- Health Care: Several bills have been introduced to reexamine parts of PL 90, the 2011 Republican reform of state-level health care laws ( BDN), including a bill to reinstate rate reviews ( PPH) and an examination of the Board administering the state’s reinsurance plan ( PPH). Joel Allumbaugh wrote to caution against over-regulation of the health insurance market in Maine.
- Labor: The BDN editors urged a closer look towards hiring disabled workers.
- Real Estate: The Maine Real Estate and Development Association’s annual meeting was highlighted by indications that the region’s property sector may be headed up ( MPBN).
- Small Business: Secretary of State Matt Dunlap appointed Peggy Schaffer as the new Small Business Advocate ( BDN, PPH). State House Republicans didn’t like the pick ( BDN).
- Tax: Charles Lawton wrote about the case for local option taxes in light of the Governor’s proposal to suspend municipal revenue sharing.
Around the Region: The Town Managers of Cumberland, Falmouth and Yarmouth will be evaluating a proposal to extend natural gas into their region, potentially serving hundreds of businesses and thousands of residential customers ( PPH).
In Cape Elizabeth, the school system is planning for the upcoming state aid curtailment ( Forecaster).
In Cumberland, Jon Jennings has been appointed to an open Council seat ( Forecaster).
In Falmouth, the Route 1 improvement plan has been revised ( Forecaster).
In Gorham, Tom Harrison is the Director of the Gorham Economic Development Corporation.
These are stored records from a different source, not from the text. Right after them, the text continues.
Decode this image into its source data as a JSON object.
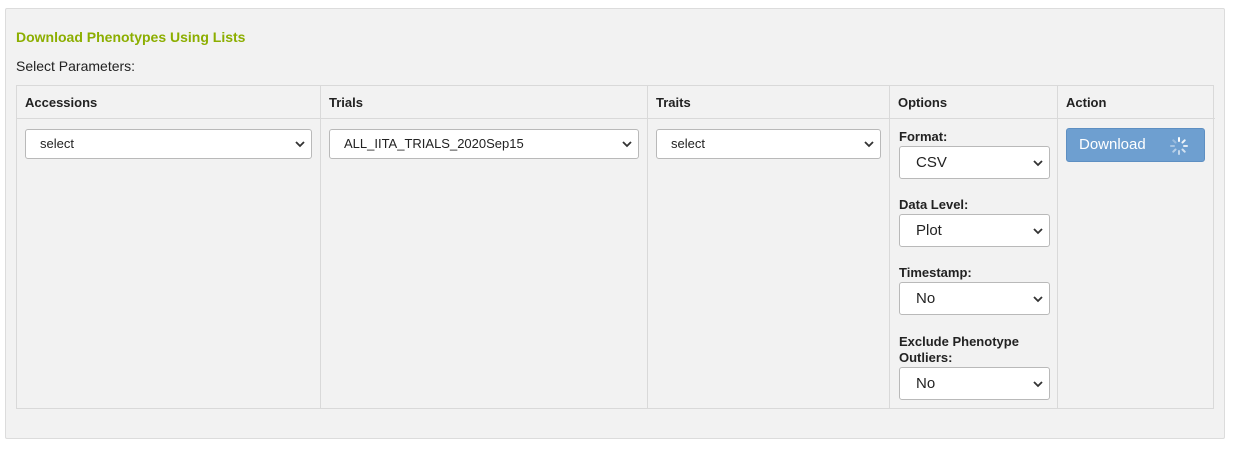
{
  "panel": {
    "title": "Download Phenotypes Using Lists",
    "subtitle": "Select Parameters:"
  },
  "columns": {
    "accessions": "Accessions",
    "trials": "Trials",
    "traits": "Traits",
    "options": "Options",
    "action": "Action"
  },
  "selects": {
    "accessions": "select",
    "trials": "ALL_IITA_TRIALS_2020Sep15",
    "traits": "select"
  },
  "options": {
    "format_label": "Format:",
    "format_value": "CSV",
    "data_level_label": "Data Level:",
    "data_level_value": "Plot",
    "timestamp_label": "Timestamp:",
    "timestamp_value": "No",
    "exclude_label_line1": "Exclude Phenotype",
    "exclude_label_line2": "Outliers:",
    "exclude_value": "No"
  },
  "action": {
    "download_label": "Download",
    "spinner_icon": "loading-spinner-icon"
  },
  "colors": {
    "title": "#8cae00",
    "button": "#6e9fd0"
  }
}
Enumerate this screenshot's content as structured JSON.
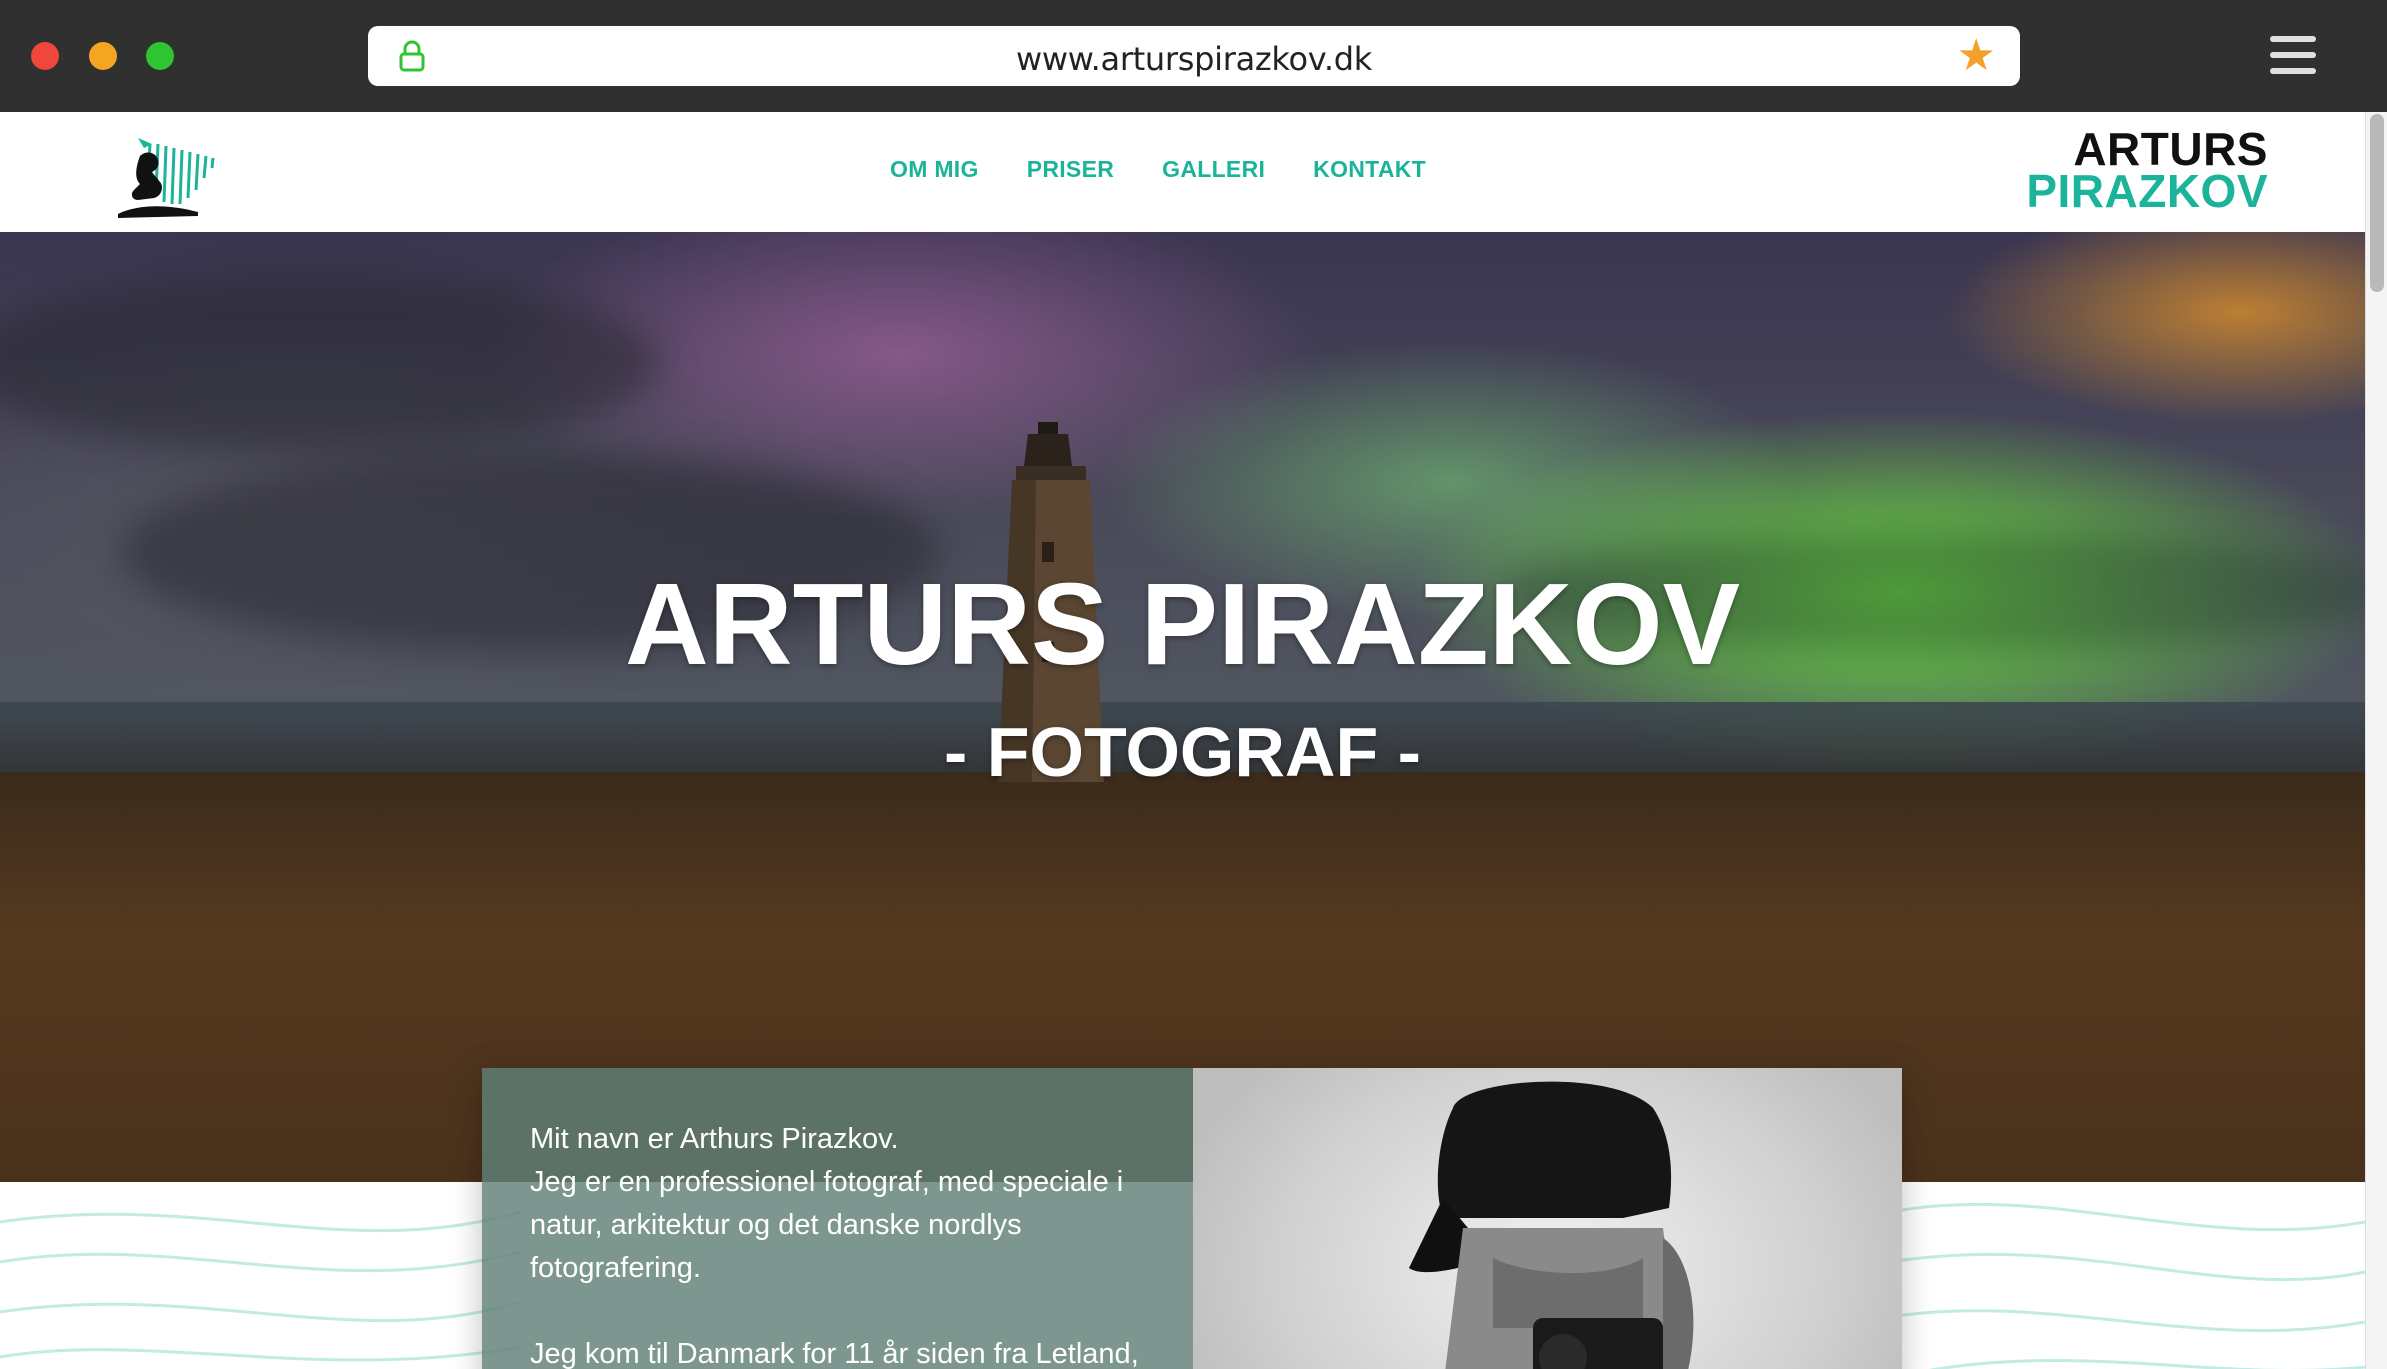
{
  "browser": {
    "url": "www.arturspirazkov.dk"
  },
  "nav": {
    "items": [
      {
        "label": "OM MIG"
      },
      {
        "label": "PRISER"
      },
      {
        "label": "GALLERI"
      },
      {
        "label": "KONTAKT"
      }
    ]
  },
  "brand": {
    "line1": "ARTURS",
    "line2": "PIRAZKOV"
  },
  "hero": {
    "title": "ARTURS PIRAZKOV",
    "subtitle": "- FOTOGRAF -"
  },
  "about": {
    "paragraph1_line1": "Mit navn er Arthurs Pirazkov.",
    "paragraph1_line2": "Jeg er en professionel fotograf, med speciale i natur, arkitektur og det danske nordlys fotografering.",
    "paragraph2": "Jeg kom til Danmark for 11 år siden fra Letland,"
  },
  "colors": {
    "accent": "#1bb39a",
    "chrome": "#303030",
    "star": "#f3a12a"
  },
  "icons": {
    "lock": "lock-icon",
    "bookmark": "star-icon",
    "menu": "hamburger-menu-icon"
  }
}
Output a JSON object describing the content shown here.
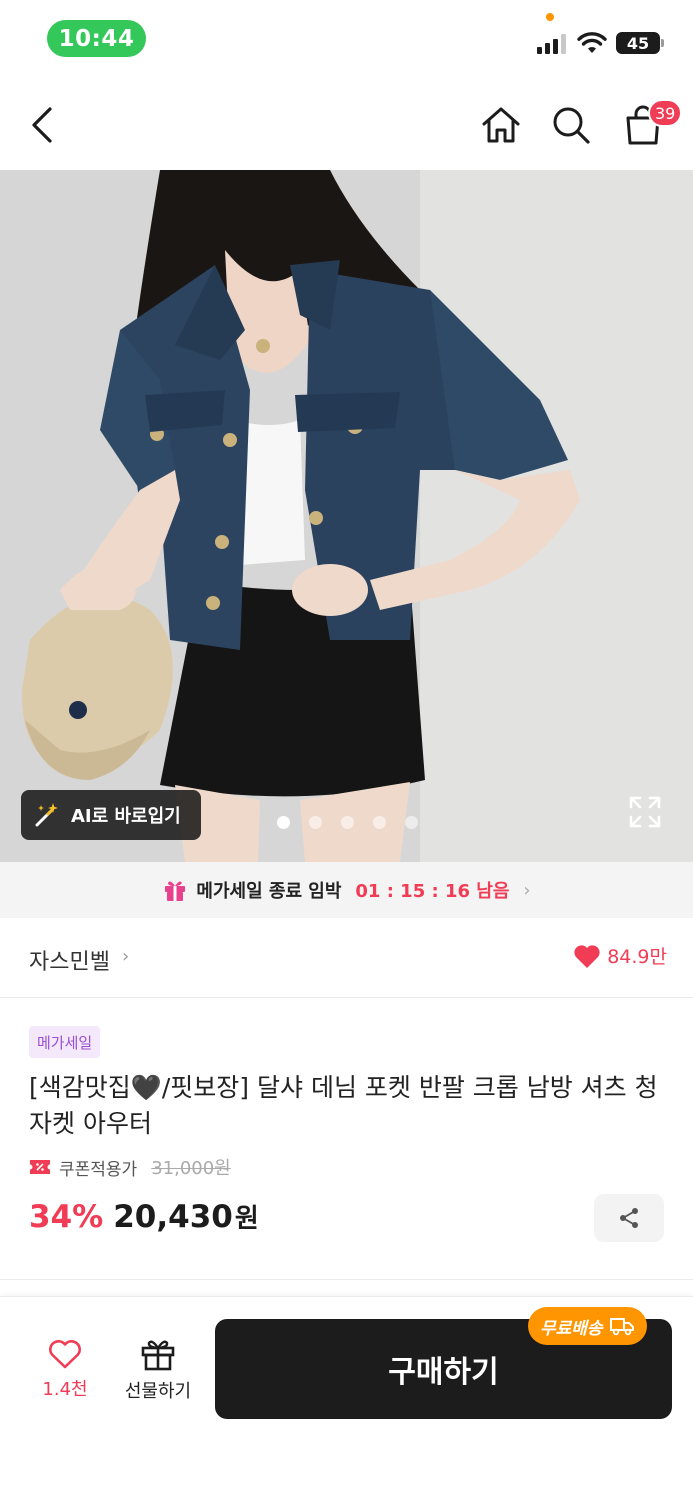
{
  "status_bar": {
    "time": "10:44",
    "battery": "45"
  },
  "nav": {
    "cart_count": "39"
  },
  "image": {
    "ai_button_label": "AI로 바로입기",
    "carousel_total": 5,
    "carousel_active": 1
  },
  "sale_banner": {
    "label": "메가세일 종료 임박",
    "timer": "01 : 15 : 16 남음"
  },
  "store": {
    "name": "자스민벨",
    "likes": "84.9만"
  },
  "product": {
    "badge": "메가세일",
    "title": "[색감맛집🖤/핏보장] 달샤 데님 포켓 반팔 크롭 남방 셔츠 청자켓 아우터",
    "coupon_label": "쿠폰적용가",
    "original_price": "31,000원",
    "discount": "34%",
    "price": "20,430",
    "currency": "원"
  },
  "bottom_bar": {
    "wish_count": "1.4천",
    "gift_label": "선물하기",
    "buy_label": "구매하기",
    "free_shipping_label": "무료배송"
  },
  "colors": {
    "accent": "#f03c55",
    "status_green": "#34c759",
    "badge_purple": "#9a4fd3",
    "shipping_orange": "#ff9500"
  }
}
The GEDC has a handy One Stop Information System for anyone interested in investing in the community. Check it out.
In Portland, the Press Herald offered a series of stories on the Portland Fire Department, including examination of staffing levels, the cost of medical emergency response, the cost of 24-hour shifts, and an interactive comparison of Portland’s costs versus other New England communities. Elsewhere:
- Changes to the City’s Tax Increment Financing guidelines are making their way forward ( PPH, PDS);
- The Counsel sent an anti-tar sands proposal back to committee for additional study ( PPH, PDS, Forecaster) – the PPH editors commented and a large protest rally against tar sands was held on Saturday ( PPH); and
- For the latest check out Chris O’Neil’s Inside City Hall. Chris serves as a consultant to the Portland Community Chamber, working closely with members and staff to represent the Chamber before Portland City officials. Inside City Hall covers a host of Portland related issues. It’s something that everyone with an interest in Portland affairs will want to read.
In Scarborough, Pine Point Oysters is planning an expansion, with the Town’s help ( Current).
In South Portland, officials foresee a 5% property tax increase if the Governor’s proposed 2-year state budget becomes law ( BDN, Forecaster). The District 1 Council vacancy has attracted many candidates ( Forecaster).
In Westbrook, officials are expecting a difficult budget season ( Current).
Contact your local officials: Visit our website to find links to all your municipal and state house officials. Remember – if you don’t speak out, the people who represent you have no way to know what you think. So keep those email, calls and visits coming.
Feedback: What do you think? We’d love to have your thoughts on anything you’ve read here, or other topics that are important to you. The more you talk to us, the better we’ll represent your views. Send an email to share your feedback with me – and thank you!
Partners for Progress Policy Updates from the Portland Regional Chamber are supported by generous contributions from our Partners for Progress. For more information about joining the Portland Regional Chamber just click here.